The fine, which includes $150 million in criminal fine and forfeiture and $350 million in payments for civil claims, is the largest-ever imposed on a generic drugmaker over drug safety, the US Department of Justice (DoJ) said.
In 2008, the US Food and Drugs Administration (FDA) had imposed a ban on 30 drugs being manufactured by Ranbaxy at its plant in Paonta Sahib for not meeting safety standards. (See: US FDA bans import of over 30 Ranbaxy generic drugs)
Although Ranbaxy has been hauled up for grave lapses in its manufacturing process, the US terms it as adulteration under its laws.
Under the US Food, Drug and Cosmetic Act (FDCA) law, a drug is adulterated if the methods used in, or the facilities or controls used for, its manufacturing, processing, packing, or holding do not conform to, or are not operated or administered in conformity with Good Manufacturing Practice regulations.
The federal suit was initially filed in Maryland in 2007 by whistleblower Dinesh Thakur, a former director and global head of research information and portfolio management at Ranbaxy.
Thakur said that during the course of his work at Ranbaxy, he discovered that the company falsified drug data and systemically violated current good manufacturing practices and good laboratory practices.
He alerted the US healthcare authorities after the company's management failed to correct these widespread problems.
"I worked with US regulatory authorities for two years to expose the fraud. In furtherance of this effort, I filed a lawsuit to hold Ranbaxy accountable. It took us eight years to help government authorities unravel a complicated trail of falsified records and dangerous manufacturing practices that threatened to compromise the quality and safety of Ranbaxy drugs,'' Thakur said in a statement.
Thakur will receive around $48.6 million (Rs266.6 crore) from the settlement amount.
Ranbaxy was charged with importing into the US certain batches of Sotret, gabapentin, and ciprofloxacin drugs that were produced at its Paonta Sahib facility in 2005 and 2006 with incomplete testing records and an inadequate program to assess the stability characteristics of the drugs.
Stability refers to how the quality of a drug varies with time under the influence of a variety of factors, such as temperature, humidity, and light.
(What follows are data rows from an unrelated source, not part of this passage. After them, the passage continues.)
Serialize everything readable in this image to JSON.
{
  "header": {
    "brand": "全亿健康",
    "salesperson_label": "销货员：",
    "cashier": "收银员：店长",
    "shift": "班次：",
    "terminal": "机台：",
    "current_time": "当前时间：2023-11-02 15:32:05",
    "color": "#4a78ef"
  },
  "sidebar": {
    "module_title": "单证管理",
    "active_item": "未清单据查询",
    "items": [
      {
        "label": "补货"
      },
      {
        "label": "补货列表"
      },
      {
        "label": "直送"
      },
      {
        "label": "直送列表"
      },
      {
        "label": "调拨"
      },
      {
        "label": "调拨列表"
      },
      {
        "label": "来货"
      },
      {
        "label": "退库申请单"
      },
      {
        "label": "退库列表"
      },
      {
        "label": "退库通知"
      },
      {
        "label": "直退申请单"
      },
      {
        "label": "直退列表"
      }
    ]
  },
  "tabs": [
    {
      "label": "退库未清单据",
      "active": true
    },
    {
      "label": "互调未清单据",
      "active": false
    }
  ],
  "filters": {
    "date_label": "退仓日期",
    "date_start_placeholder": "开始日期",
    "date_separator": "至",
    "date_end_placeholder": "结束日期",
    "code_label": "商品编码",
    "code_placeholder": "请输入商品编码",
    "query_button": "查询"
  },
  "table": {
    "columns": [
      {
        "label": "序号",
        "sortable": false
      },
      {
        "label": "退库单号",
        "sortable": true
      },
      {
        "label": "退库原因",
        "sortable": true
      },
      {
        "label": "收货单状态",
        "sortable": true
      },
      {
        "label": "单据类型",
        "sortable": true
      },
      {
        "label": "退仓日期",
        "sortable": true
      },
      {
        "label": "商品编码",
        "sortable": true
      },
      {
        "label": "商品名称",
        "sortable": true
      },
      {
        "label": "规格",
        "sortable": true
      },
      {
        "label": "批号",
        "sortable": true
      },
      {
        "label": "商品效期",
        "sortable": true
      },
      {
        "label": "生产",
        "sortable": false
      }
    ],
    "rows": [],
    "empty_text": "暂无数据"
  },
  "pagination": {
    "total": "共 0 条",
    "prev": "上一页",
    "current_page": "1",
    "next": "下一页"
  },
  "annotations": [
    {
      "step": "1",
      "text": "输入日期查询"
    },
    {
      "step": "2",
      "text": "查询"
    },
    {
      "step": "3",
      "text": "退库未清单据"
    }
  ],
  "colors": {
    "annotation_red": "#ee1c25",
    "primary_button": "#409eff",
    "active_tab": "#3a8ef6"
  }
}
Such testing is used to determine appropriate storage conditions and expiration dates for the drug, as well as to detect any impurities in the drug.
Sotret is Ranbaxy's branded generic form of isotretinoin, a drug used to treat severe recalcitrant nodular acne, while gabapentin is a drug used to treat epilepsy and nerve pain and ciprofloxacin is a broad-spectrum antibiotic.
Ranbaxy, majority owned by Japan's Daiichi Sankyo, also acknowledged that the FDA's 2006 and 2008 inspections of its Dewas facility found the same issues with incomplete testing records and an inadequate stability program, as well as significant cGMP deviations in the manufacture of certain active pharmaceutical ingredients and finished products.
"While we are disappointed by the conduct of the past that led to this investigation, we strongly believe that settling this matter now is in the best interest of all of Ranbaxy's stakeholders," said, Arun Sawhney, CEO of Ranbaxy in a statement.
"The conclusion of the DOJ investigation does not materially impact our current financial situation or performance," he added.